▶ _EXERCISE REQUIREMENTS_:
All of the records are to be reproduced exactly.

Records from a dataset
•••
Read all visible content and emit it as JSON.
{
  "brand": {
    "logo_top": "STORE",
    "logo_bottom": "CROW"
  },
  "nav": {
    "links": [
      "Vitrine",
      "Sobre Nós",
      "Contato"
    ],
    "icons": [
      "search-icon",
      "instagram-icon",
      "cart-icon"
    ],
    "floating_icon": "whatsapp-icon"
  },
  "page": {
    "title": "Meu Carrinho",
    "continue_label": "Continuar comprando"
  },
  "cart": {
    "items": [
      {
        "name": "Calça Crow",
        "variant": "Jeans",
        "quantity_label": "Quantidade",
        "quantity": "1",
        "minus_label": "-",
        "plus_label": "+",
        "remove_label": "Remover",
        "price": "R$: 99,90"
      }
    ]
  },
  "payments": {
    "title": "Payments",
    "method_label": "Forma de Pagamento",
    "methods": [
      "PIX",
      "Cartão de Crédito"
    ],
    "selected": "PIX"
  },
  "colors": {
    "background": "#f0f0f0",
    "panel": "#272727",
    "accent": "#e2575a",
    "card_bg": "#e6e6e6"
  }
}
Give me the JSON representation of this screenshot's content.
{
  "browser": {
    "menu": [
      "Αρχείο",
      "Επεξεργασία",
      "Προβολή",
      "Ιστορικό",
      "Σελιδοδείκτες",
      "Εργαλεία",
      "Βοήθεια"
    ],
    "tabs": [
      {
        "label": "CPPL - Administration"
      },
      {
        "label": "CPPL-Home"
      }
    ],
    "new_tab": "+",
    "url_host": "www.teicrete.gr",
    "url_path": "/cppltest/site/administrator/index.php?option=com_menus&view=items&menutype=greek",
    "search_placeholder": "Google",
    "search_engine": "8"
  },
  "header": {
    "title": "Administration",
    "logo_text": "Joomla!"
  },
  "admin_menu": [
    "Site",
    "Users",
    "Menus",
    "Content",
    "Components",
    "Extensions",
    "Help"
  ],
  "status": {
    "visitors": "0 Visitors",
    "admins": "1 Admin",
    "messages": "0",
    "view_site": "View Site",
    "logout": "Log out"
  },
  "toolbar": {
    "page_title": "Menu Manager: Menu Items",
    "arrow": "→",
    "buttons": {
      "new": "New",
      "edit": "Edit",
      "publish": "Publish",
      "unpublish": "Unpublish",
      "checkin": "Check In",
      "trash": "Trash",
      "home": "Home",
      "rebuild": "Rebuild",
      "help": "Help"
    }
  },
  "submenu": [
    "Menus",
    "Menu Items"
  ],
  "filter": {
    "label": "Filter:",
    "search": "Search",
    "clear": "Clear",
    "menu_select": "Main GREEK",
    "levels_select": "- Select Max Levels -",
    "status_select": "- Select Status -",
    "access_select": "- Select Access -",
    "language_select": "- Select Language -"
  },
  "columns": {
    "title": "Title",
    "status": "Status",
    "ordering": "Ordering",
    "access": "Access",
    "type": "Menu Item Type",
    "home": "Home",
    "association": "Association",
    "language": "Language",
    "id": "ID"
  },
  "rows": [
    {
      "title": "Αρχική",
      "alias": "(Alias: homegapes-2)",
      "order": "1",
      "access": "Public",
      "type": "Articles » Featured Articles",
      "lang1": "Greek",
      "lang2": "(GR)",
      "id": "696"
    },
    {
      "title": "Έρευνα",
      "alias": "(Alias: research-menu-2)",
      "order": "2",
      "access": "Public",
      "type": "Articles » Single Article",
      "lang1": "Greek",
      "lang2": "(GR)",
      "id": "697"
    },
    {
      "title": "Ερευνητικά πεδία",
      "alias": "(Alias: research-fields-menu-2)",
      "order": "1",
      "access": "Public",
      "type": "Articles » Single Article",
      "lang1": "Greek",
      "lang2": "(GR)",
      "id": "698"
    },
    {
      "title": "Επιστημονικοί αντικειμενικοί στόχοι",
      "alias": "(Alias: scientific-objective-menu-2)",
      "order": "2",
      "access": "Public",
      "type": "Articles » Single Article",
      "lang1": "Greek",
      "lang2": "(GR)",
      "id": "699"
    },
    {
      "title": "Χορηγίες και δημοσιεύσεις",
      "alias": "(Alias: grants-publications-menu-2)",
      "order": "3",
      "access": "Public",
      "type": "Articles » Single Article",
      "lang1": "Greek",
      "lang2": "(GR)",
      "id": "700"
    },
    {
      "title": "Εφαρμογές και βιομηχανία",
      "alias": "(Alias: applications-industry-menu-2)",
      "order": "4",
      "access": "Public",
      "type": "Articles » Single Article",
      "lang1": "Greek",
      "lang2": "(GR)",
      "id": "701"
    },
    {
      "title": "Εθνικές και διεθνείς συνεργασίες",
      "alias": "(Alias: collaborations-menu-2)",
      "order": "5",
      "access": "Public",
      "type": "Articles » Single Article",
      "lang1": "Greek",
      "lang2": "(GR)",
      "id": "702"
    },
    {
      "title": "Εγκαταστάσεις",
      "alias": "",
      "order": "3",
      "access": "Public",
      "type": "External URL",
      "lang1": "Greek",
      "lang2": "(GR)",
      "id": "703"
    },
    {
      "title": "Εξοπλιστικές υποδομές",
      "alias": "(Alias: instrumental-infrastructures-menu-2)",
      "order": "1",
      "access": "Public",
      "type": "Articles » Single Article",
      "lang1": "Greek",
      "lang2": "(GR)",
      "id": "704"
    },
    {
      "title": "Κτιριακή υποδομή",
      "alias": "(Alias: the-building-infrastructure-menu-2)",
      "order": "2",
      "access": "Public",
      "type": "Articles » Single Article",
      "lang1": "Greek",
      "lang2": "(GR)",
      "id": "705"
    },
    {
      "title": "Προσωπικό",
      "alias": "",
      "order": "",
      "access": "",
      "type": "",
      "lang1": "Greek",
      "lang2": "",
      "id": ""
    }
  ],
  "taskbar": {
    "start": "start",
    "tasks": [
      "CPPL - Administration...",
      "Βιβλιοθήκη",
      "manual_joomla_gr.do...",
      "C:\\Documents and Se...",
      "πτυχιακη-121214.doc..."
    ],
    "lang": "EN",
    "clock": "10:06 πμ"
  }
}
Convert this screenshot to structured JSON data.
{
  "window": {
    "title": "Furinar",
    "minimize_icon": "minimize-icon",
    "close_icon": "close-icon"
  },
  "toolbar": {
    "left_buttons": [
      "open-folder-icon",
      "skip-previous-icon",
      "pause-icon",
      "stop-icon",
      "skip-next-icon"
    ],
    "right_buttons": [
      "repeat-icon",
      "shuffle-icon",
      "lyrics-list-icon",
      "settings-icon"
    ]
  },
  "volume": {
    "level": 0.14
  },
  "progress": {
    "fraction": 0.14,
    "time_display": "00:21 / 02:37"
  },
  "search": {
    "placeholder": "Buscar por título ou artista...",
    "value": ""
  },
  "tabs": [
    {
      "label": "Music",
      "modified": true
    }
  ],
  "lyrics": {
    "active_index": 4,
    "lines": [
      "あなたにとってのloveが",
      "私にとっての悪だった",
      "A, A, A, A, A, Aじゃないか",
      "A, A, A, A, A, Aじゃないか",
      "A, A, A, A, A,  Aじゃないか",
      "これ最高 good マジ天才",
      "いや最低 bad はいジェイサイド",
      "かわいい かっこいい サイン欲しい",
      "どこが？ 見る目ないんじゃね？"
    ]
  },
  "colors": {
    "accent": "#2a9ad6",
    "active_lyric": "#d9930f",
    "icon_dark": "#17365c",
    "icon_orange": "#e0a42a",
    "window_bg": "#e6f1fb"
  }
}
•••
▶ _WRITTEN ANSWER_:
Read all visible content and emit it as JSON.
{
  "brand": {
    "logo_top": "STORE",
    "logo_bottom": "CROW"
  },
  "nav": {
    "links": [
      "Vitrine",
      "Sobre Nós",
      "Contato"
    ],
    "icons": [
      "search-icon",
      "instagram-icon",
      "cart-icon"
    ],
    "floating_icon": "whatsapp-icon"
  },
  "page": {
    "title": "Meu Carrinho",
    "continue_label": "Continuar comprando"
  },
  "cart": {
    "items": [
      {
        "name": "Calça Crow",
        "variant": "Jeans",
        "quantity_label": "Quantidade",
        "quantity": "1",
        "minus_label": "-",
        "plus_label": "+",
        "remove_label": "Remover",
        "price": "R$: 99,90"
      }
    ]
  },
  "payments": {
    "title": "Payments",
    "method_label": "Forma de Pagamento",
    "methods": [
      "PIX",
      "Cartão de Crédito"
    ],
    "selected": "PIX"
  },
  "colors": {
    "background": "#f0f0f0",
    "panel": "#272727",
    "accent": "#e2575a",
    "card_bg": "#e6e6e6"
  }
}
Give me the JSON representation of this screenshot's content.
{
  "browser": {
    "menu": [
      "Αρχείο",
      "Επεξεργασία",
      "Προβολή",
      "Ιστορικό",
      "Σελιδοδείκτες",
      "Εργαλεία",
      "Βοήθεια"
    ],
    "tabs": [
      {
        "label": "CPPL - Administration"
      },
      {
        "label": "CPPL-Home"
      }
    ],
    "new_tab": "+",
    "url_host": "www.teicrete.gr",
    "url_path": "/cppltest/site/administrator/index.php?option=com_menus&view=items&menutype=greek",
    "search_placeholder": "Google",
    "search_engine": "8"
  },
  "header": {
    "title": "Administration",
    "logo_text": "Joomla!"
  },
  "admin_menu": [
    "Site",
    "Users",
    "Menus",
    "Content",
    "Components",
    "Extensions",
    "Help"
  ],
  "status": {
    "visitors": "0 Visitors",
    "admins": "1 Admin",
    "messages": "0",
    "view_site": "View Site",
    "logout": "Log out"
  },
  "toolbar": {
    "page_title": "Menu Manager: Menu Items",
    "arrow": "→",
    "buttons": {
      "new": "New",
      "edit": "Edit",
      "publish": "Publish",
      "unpublish": "Unpublish",
      "checkin": "Check In",
      "trash": "Trash",
      "home": "Home",
      "rebuild": "Rebuild",
      "help": "Help"
    }
  },
  "submenu": [
    "Menus",
    "Menu Items"
  ],
  "filter": {
    "label": "Filter:",
    "search": "Search",
    "clear": "Clear",
    "menu_select": "Main GREEK",
    "levels_select": "- Select Max Levels -",
    "status_select": "- Select Status -",
    "access_select": "- Select Access -",
    "language_select": "- Select Language -"
  },
  "columns": {
    "title": "Title",
    "status": "Status",
    "ordering": "Ordering",
    "access": "Access",
    "type": "Menu Item Type",
    "home": "Home",
    "association": "Association",
    "language": "Language",
    "id": "ID"
  },
  "rows": [
    {
      "title": "Αρχική",
      "alias": "(Alias: homegapes-2)",
      "order": "1",
      "access": "Public",
      "type": "Articles » Featured Articles",
      "lang1": "Greek",
      "lang2": "(GR)",
      "id": "696"
    },
    {
      "title": "Έρευνα",
      "alias": "(Alias: research-menu-2)",
      "order": "2",
      "access": "Public",
      "type": "Articles » Single Article",
      "lang1": "Greek",
      "lang2": "(GR)",
      "id": "697"
    },
    {
      "title": "Ερευνητικά πεδία",
      "alias": "(Alias: research-fields-menu-2)",
      "order": "1",
      "access": "Public",
      "type": "Articles » Single Article",
      "lang1": "Greek",
      "lang2": "(GR)",
      "id": "698"
    },
    {
      "title": "Επιστημονικοί αντικειμενικοί στόχοι",
      "alias": "(Alias: scientific-objective-menu-2)",
      "order": "2",
      "access": "Public",
      "type": "Articles » Single Article",
      "lang1": "Greek",
      "lang2": "(GR)",
      "id": "699"
    },
    {
      "title": "Χορηγίες και δημοσιεύσεις",
      "alias": "(Alias: grants-publications-menu-2)",
      "order": "3",
      "access": "Public",
      "type": "Articles » Single Article",
      "lang1": "Greek",
      "lang2": "(GR)",
      "id": "700"
    },
    {
      "title": "Εφαρμογές και βιομηχανία",
      "alias": "(Alias: applications-industry-menu-2)",
      "order": "4",
      "access": "Public",
      "type": "Articles » Single Article",
      "lang1": "Greek",
      "lang2": "(GR)",
      "id": "701"
    },
    {
      "title": "Εθνικές και διεθνείς συνεργασίες",
      "alias": "(Alias: collaborations-menu-2)",
      "order": "5",
      "access": "Public",
      "type": "Articles » Single Article",
      "lang1": "Greek",
      "lang2": "(GR)",
      "id": "702"
    },
    {
      "title": "Εγκαταστάσεις",
      "alias": "",
      "order": "3",
      "access": "Public",
      "type": "External URL",
      "lang1": "Greek",
      "lang2": "(GR)",
      "id": "703"
    },
    {
      "title": "Εξοπλιστικές υποδομές",
      "alias": "(Alias: instrumental-infrastructures-menu-2)",
      "order": "1",
      "access": "Public",
      "type": "Articles » Single Article",
      "lang1": "Greek",
      "lang2": "(GR)",
      "id": "704"
    },
    {
      "title": "Κτιριακή υποδομή",
      "alias": "(Alias: the-building-infrastructure-menu-2)",
      "order": "2",
      "access": "Public",
      "type": "Articles » Single Article",
      "lang1": "Greek",
      "lang2": "(GR)",
      "id": "705"
    },
    {
      "title": "Προσωπικό",
      "alias": "",
      "order": "",
      "access": "",
      "type": "",
      "lang1": "Greek",
      "lang2": "",
      "id": ""
    }
  ],
  "taskbar": {
    "start": "start",
    "tasks": [
      "CPPL - Administration...",
      "Βιβλιοθήκη",
      "manual_joomla_gr.do...",
      "C:\\Documents and Se...",
      "πτυχιακη-121214.doc..."
    ],
    "lang": "EN",
    "clock": "10:06 πμ"
  }
}
Convert this screenshot to structured JSON data.
{
  "window": {
    "title": "Furinar",
    "minimize_icon": "minimize-icon",
    "close_icon": "close-icon"
  },
  "toolbar": {
    "left_buttons": [
      "open-folder-icon",
      "skip-previous-icon",
      "pause-icon",
      "stop-icon",
      "skip-next-icon"
    ],
    "right_buttons": [
      "repeat-icon",
      "shuffle-icon",
      "lyrics-list-icon",
      "settings-icon"
    ]
  },
  "volume": {
    "level": 0.14
  },
  "progress": {
    "fraction": 0.14,
    "time_display": "00:21 / 02:37"
  },
  "search": {
    "placeholder": "Buscar por título ou artista...",
    "value": ""
  },
  "tabs": [
    {
      "label": "Music",
      "modified": true
    }
  ],
  "lyrics": {
    "active_index": 4,
    "lines": [
      "あなたにとってのloveが",
      "私にとっての悪だった",
      "A, A, A, A, A, Aじゃないか",
      "A, A, A, A, A, Aじゃないか",
      "A, A, A, A, A,  Aじゃないか",
      "これ最高 good マジ天才",
      "いや最低 bad はいジェイサイド",
      "かわいい かっこいい サイン欲しい",
      "どこが？ 見る目ないんじゃね？"
    ]
  },
  "colors": {
    "accent": "#2a9ad6",
    "active_lyric": "#d9930f",
    "icon_dark": "#17365c",
    "icon_orange": "#e0a42a",
    "window_bg": "#e6f1fb"
  }
}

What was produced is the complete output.